• **What is required**
Every line of the data is to be reproduced exactly.

Page and application data records
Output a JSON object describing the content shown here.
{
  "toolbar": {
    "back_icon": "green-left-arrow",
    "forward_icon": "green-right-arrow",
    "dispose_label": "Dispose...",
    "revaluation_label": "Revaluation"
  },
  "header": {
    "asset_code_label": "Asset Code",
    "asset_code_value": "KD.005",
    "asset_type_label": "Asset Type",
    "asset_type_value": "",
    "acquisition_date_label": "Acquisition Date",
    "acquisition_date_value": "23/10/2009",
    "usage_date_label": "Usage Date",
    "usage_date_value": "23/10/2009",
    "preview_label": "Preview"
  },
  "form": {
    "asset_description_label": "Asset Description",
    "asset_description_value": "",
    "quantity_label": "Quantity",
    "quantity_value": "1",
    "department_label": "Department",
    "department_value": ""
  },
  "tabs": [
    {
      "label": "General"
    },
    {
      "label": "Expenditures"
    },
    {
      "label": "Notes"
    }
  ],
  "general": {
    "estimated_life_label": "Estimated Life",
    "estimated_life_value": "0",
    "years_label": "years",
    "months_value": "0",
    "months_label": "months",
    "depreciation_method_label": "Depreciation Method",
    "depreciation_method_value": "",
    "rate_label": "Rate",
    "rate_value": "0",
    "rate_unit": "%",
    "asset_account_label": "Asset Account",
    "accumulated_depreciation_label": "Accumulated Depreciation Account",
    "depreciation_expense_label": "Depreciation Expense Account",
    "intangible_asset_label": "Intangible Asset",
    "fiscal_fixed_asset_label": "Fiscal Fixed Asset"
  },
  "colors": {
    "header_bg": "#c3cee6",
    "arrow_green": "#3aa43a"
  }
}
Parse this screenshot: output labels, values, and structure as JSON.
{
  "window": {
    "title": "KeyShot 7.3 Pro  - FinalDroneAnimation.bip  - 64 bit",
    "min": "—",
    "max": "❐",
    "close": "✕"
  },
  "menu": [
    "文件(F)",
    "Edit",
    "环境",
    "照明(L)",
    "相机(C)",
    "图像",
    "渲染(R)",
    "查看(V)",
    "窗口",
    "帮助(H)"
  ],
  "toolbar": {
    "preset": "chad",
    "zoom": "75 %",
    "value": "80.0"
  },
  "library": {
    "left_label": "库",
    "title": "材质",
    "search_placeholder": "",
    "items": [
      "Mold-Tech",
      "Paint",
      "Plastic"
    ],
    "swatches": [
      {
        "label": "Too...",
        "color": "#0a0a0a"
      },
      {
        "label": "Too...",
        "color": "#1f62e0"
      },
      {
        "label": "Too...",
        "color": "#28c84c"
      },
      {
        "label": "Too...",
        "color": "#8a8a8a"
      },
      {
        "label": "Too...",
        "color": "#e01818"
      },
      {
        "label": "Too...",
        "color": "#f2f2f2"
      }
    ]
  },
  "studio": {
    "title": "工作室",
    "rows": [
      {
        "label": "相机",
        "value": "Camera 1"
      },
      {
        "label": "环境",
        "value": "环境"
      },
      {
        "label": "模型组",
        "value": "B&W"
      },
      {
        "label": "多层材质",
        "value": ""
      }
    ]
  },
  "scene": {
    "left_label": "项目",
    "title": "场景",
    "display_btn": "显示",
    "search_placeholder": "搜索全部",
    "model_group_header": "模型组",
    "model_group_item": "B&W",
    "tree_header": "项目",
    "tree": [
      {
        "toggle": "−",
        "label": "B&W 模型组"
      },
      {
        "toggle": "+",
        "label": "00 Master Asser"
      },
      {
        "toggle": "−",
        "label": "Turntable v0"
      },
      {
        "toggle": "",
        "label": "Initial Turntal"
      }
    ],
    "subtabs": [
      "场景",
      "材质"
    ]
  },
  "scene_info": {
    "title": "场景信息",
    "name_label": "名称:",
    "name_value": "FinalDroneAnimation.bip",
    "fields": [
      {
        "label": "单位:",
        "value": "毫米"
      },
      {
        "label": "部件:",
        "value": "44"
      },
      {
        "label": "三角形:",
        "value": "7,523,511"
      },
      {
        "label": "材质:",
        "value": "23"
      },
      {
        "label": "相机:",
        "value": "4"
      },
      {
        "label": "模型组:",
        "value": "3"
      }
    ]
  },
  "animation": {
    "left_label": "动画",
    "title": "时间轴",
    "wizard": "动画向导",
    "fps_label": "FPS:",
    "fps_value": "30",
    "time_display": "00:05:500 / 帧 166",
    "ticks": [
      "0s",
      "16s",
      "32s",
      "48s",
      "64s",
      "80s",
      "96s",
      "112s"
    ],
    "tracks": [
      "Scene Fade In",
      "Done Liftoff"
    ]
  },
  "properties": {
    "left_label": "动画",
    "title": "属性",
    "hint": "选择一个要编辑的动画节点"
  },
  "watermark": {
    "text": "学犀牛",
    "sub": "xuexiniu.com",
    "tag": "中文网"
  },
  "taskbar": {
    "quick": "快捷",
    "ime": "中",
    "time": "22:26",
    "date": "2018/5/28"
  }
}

• **Response area**
Output a JSON object describing the content shown here.
{
  "toolbar": {
    "back_icon": "green-left-arrow",
    "forward_icon": "green-right-arrow",
    "dispose_label": "Dispose...",
    "revaluation_label": "Revaluation"
  },
  "header": {
    "asset_code_label": "Asset Code",
    "asset_code_value": "KD.005",
    "asset_type_label": "Asset Type",
    "asset_type_value": "",
    "acquisition_date_label": "Acquisition Date",
    "acquisition_date_value": "23/10/2009",
    "usage_date_label": "Usage Date",
    "usage_date_value": "23/10/2009",
    "preview_label": "Preview"
  },
  "form": {
    "asset_description_label": "Asset Description",
    "asset_description_value": "",
    "quantity_label": "Quantity",
    "quantity_value": "1",
    "department_label": "Department",
    "department_value": ""
  },
  "tabs": [
    {
      "label": "General"
    },
    {
      "label": "Expenditures"
    },
    {
      "label": "Notes"
    }
  ],
  "general": {
    "estimated_life_label": "Estimated Life",
    "estimated_life_value": "0",
    "years_label": "years",
    "months_value": "0",
    "months_label": "months",
    "depreciation_method_label": "Depreciation Method",
    "depreciation_method_value": "",
    "rate_label": "Rate",
    "rate_value": "0",
    "rate_unit": "%",
    "asset_account_label": "Asset Account",
    "accumulated_depreciation_label": "Accumulated Depreciation Account",
    "depreciation_expense_label": "Depreciation Expense Account",
    "intangible_asset_label": "Intangible Asset",
    "fiscal_fixed_asset_label": "Fiscal Fixed Asset"
  },
  "colors": {
    "header_bg": "#c3cee6",
    "arrow_green": "#3aa43a"
  }
}
Parse this screenshot: output labels, values, and structure as JSON.
{
  "window": {
    "title": "KeyShot 7.3 Pro  - FinalDroneAnimation.bip  - 64 bit",
    "min": "—",
    "max": "❐",
    "close": "✕"
  },
  "menu": [
    "文件(F)",
    "Edit",
    "环境",
    "照明(L)",
    "相机(C)",
    "图像",
    "渲染(R)",
    "查看(V)",
    "窗口",
    "帮助(H)"
  ],
  "toolbar": {
    "preset": "chad",
    "zoom": "75 %",
    "value": "80.0"
  },
  "library": {
    "left_label": "库",
    "title": "材质",
    "search_placeholder": "",
    "items": [
      "Mold-Tech",
      "Paint",
      "Plastic"
    ],
    "swatches": [
      {
        "label": "Too...",
        "color": "#0a0a0a"
      },
      {
        "label": "Too...",
        "color": "#1f62e0"
      },
      {
        "label": "Too...",
        "color": "#28c84c"
      },
      {
        "label": "Too...",
        "color": "#8a8a8a"
      },
      {
        "label": "Too...",
        "color": "#e01818"
      },
      {
        "label": "Too...",
        "color": "#f2f2f2"
      }
    ]
  },
  "studio": {
    "title": "工作室",
    "rows": [
      {
        "label": "相机",
        "value": "Camera 1"
      },
      {
        "label": "环境",
        "value": "环境"
      },
      {
        "label": "模型组",
        "value": "B&W"
      },
      {
        "label": "多层材质",
        "value": ""
      }
    ]
  },
  "scene": {
    "left_label": "项目",
    "title": "场景",
    "display_btn": "显示",
    "search_placeholder": "搜索全部",
    "model_group_header": "模型组",
    "model_group_item": "B&W",
    "tree_header": "项目",
    "tree": [
      {
        "toggle": "−",
        "label": "B&W 模型组"
      },
      {
        "toggle": "+",
        "label": "00 Master Asser"
      },
      {
        "toggle": "−",
        "label": "Turntable v0"
      },
      {
        "toggle": "",
        "label": "Initial Turntal"
      }
    ],
    "subtabs": [
      "场景",
      "材质"
    ]
  },
  "scene_info": {
    "title": "场景信息",
    "name_label": "名称:",
    "name_value": "FinalDroneAnimation.bip",
    "fields": [
      {
        "label": "单位:",
        "value": "毫米"
      },
      {
        "label": "部件:",
        "value": "44"
      },
      {
        "label": "三角形:",
        "value": "7,523,511"
      },
      {
        "label": "材质:",
        "value": "23"
      },
      {
        "label": "相机:",
        "value": "4"
      },
      {
        "label": "模型组:",
        "value": "3"
      }
    ]
  },
  "animation": {
    "left_label": "动画",
    "title": "时间轴",
    "wizard": "动画向导",
    "fps_label": "FPS:",
    "fps_value": "30",
    "time_display": "00:05:500 / 帧 166",
    "ticks": [
      "0s",
      "16s",
      "32s",
      "48s",
      "64s",
      "80s",
      "96s",
      "112s"
    ],
    "tracks": [
      "Scene Fade In",
      "Done Liftoff"
    ]
  },
  "properties": {
    "left_label": "动画",
    "title": "属性",
    "hint": "选择一个要编辑的动画节点"
  },
  "watermark": {
    "text": "学犀牛",
    "sub": "xuexiniu.com",
    "tag": "中文网"
  },
  "taskbar": {
    "quick": "快捷",
    "ime": "中",
    "time": "22:26",
    "date": "2018/5/28"
  }
}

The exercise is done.